## INPUT MATERIAL

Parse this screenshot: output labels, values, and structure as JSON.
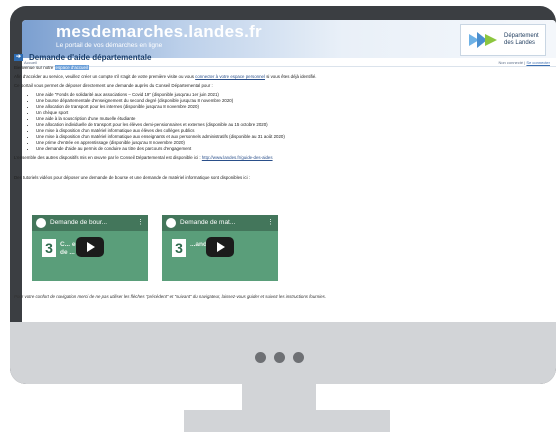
{
  "header": {
    "site_name": "mesdemarches.landes.fr",
    "tagline": "Le portail de vos démarches en ligne",
    "logo_text_line1": "Département",
    "logo_text_line2": "des Landes",
    "accent": "#7b9fd0"
  },
  "crumbbar": {
    "breadcrumb": "Accueil",
    "user_status": "Non connecté",
    "separator": "|",
    "login_link": "Se connecter"
  },
  "page": {
    "title": "Demande d'aide départementale",
    "welcome_prefix": "Bienvenue sur notre",
    "welcome_highlight": "espace d'accueil",
    "intro_prefix": "Afin d'accéder au service, veuillez créer un compte s'il s'agit de votre première visite ou vous",
    "intro_link": "connecter à votre espace personnel",
    "intro_suffix": "si vous êtes déjà identifié.",
    "portal_text": "Ce portail vous permet de déposer directement une demande auprès du Conseil Départemental pour :",
    "items": [
      "Une aide \"Fonds de solidarité aux associations – Covid 19\" (disponible jusqu'au 1er juin 2021)",
      "Une bourse départementale d'enseignement du second degré (disponible jusqu'au 8 novembre 2020)",
      "Une allocation de transport pour les internes (disponible jusqu'au 8 novembre 2020)",
      "Un chèque sport",
      "Une aide à la souscription d'une mutuelle étudiante",
      "Une allocation individuelle de transport pour les élèves demi-pensionnaires et externes (disponible au 15 octobre 2020)",
      "Une mise à disposition d'un matériel informatique aux élèves des collèges publics",
      "Une mise à disposition d'un matériel informatique aux enseignants et aux personnels administratifs (disponible au 31 août 2020)",
      "Une prime d'entrée en apprentissage (disponible jusqu'au 8 novembre 2020)",
      "Une demande d'aide au permis de conduire au titre des parcours d'engagement"
    ],
    "other_prefix": "L'ensemble des autres dispositifs mis en œuvre par le Conseil Départemental est disponible ici :",
    "other_link": "http://www.landes.fr/guide-des-aides",
    "tutorials_text": "Des tutoriels vidéos pour déposer une demande de bourse et une demande de matériel informatique sont disponibles ici :",
    "footer_note": "Pour votre confort de navigation merci de ne pas utiliser les flèches \"précédent\" et \"suivant\" du navigateur, laissez-vous guider et suivez les instructions fournies."
  },
  "videos": [
    {
      "title": "Demande de bour...",
      "number": "3",
      "subtitle_line1": "C... emande",
      "subtitle_line2": "de ... en ligne",
      "menu": "⋮"
    },
    {
      "title": "Demande de mat...",
      "number": "3",
      "subtitle_line1": "",
      "subtitle_line2": "...ande",
      "menu": "⋮"
    }
  ]
}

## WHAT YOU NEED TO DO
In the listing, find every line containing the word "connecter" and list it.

## WRITTEN RESPONSE
    "login_link": "Se connecter"
    "intro_link": "connecter à votre espace personnel",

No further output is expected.